Stewart said that the third lot of the Technology Services 2 agreement, for example, offered a commoditised service option that allowed for a maximum five year contract term.
A security consultant with experience of the framework said that the contract extension had been a feature that some local government organisations had been asking for, which demonstrated that GDS has been listening to buyer needs in its planning.
However, the same individual argued that there were concerns that the changes could serve as a blocker for other organisations from using the framework, as well as a possible risk of misuse by some stakeholders.
“Other new elements in G–Cloud include the exclusion of Contractor Agencies or contingency labour, which has been explicitly barred, as well as the exclusion of Cyber Security Consultancy (as there is now a separate framework for that),” said the consultant.
“ Personally, I was surprised at the omission of the requirement for Cyber Essentials on Suppliers.”
Another stakeholder involved in the G-Cloud process said the revised option for a '2+1+1 year' contract period was a good development, having previously had to use the Local Authority Software Application catalogue in place of the framework to get around the two year restriction.
The same source argued that other changes to contract terms were not critical, although the previously announced decision to categorise services within three, as opposed to four lots, represented a significant change.
These three lots are defined as:
- Cloud Hosting
- Cloud Software
- Cloud Support
This new structure was designed to try and more clearly define the services being offered as part of ongoing reforms to the procurement framework.
G-Cloud, which is among a number of agreements hosted on the government’s Digital Marketplace platform, underwent an extended discovery phase last year designed to try and introduce more significant overhauls of how the public sector acquires commodity cloud services.
The resulting amendments include dropping a commitment to run two consecutive versions of G-Cloud at the same time, as has been previously the case.

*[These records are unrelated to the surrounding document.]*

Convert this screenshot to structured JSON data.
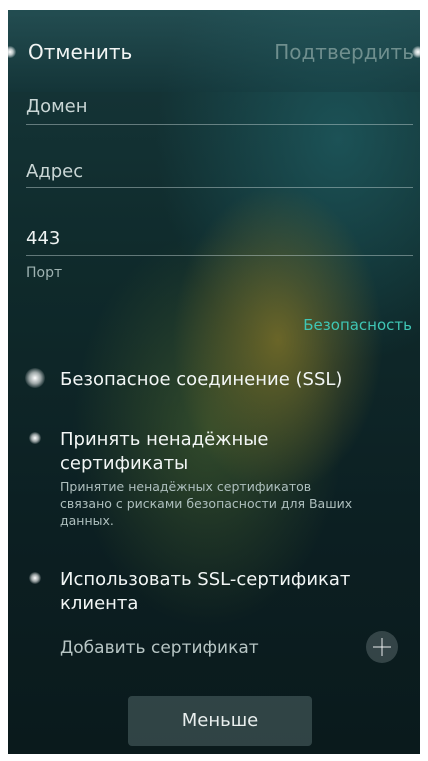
{
  "header": {
    "cancel_label": "Отменить",
    "confirm_label": "Подтвердить"
  },
  "form": {
    "domain_placeholder": "Домен",
    "address_placeholder": "Адрес",
    "port_value": "443",
    "port_label": "Порт"
  },
  "security": {
    "section_label": "Безопасность",
    "ssl_label": "Безопасное соединение (SSL)",
    "accept_untrusted_label": "Принять ненадёжные сертификаты",
    "accept_untrusted_description": "Принятие ненадёжных сертификатов связано с рисками безопасности для Ваших данных.",
    "client_cert_label": "Использовать SSL-сертификат клиента",
    "add_certificate_label": "Добавить сертификат"
  },
  "footer": {
    "less_label": "Меньше"
  },
  "icons": {
    "add_certificate": "plus-icon",
    "toggle": "switch-dot-icon"
  },
  "colors": {
    "accent": "#3fc7b5"
  }
}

It will also see an increase in the management charge rate to use the framework, which is being raised from 0.5% to 0.75%.
Despite welcoming CCS’ commitment to revise and reform G-Cloud’s functions for its ninth iteration, a number of stakeholders, particularly from the supplier community, have previously expressed hope for wider reaching changes to cloud procurement as a result of the ‘discovery process’ for the agreement.
Some suppliers in particular had wished for more attention to be paid to issues such as the two year maximum contract length, local government uptake and whether off the shelf or even open source coding could provide a more effective platform than the Digital Marketplace.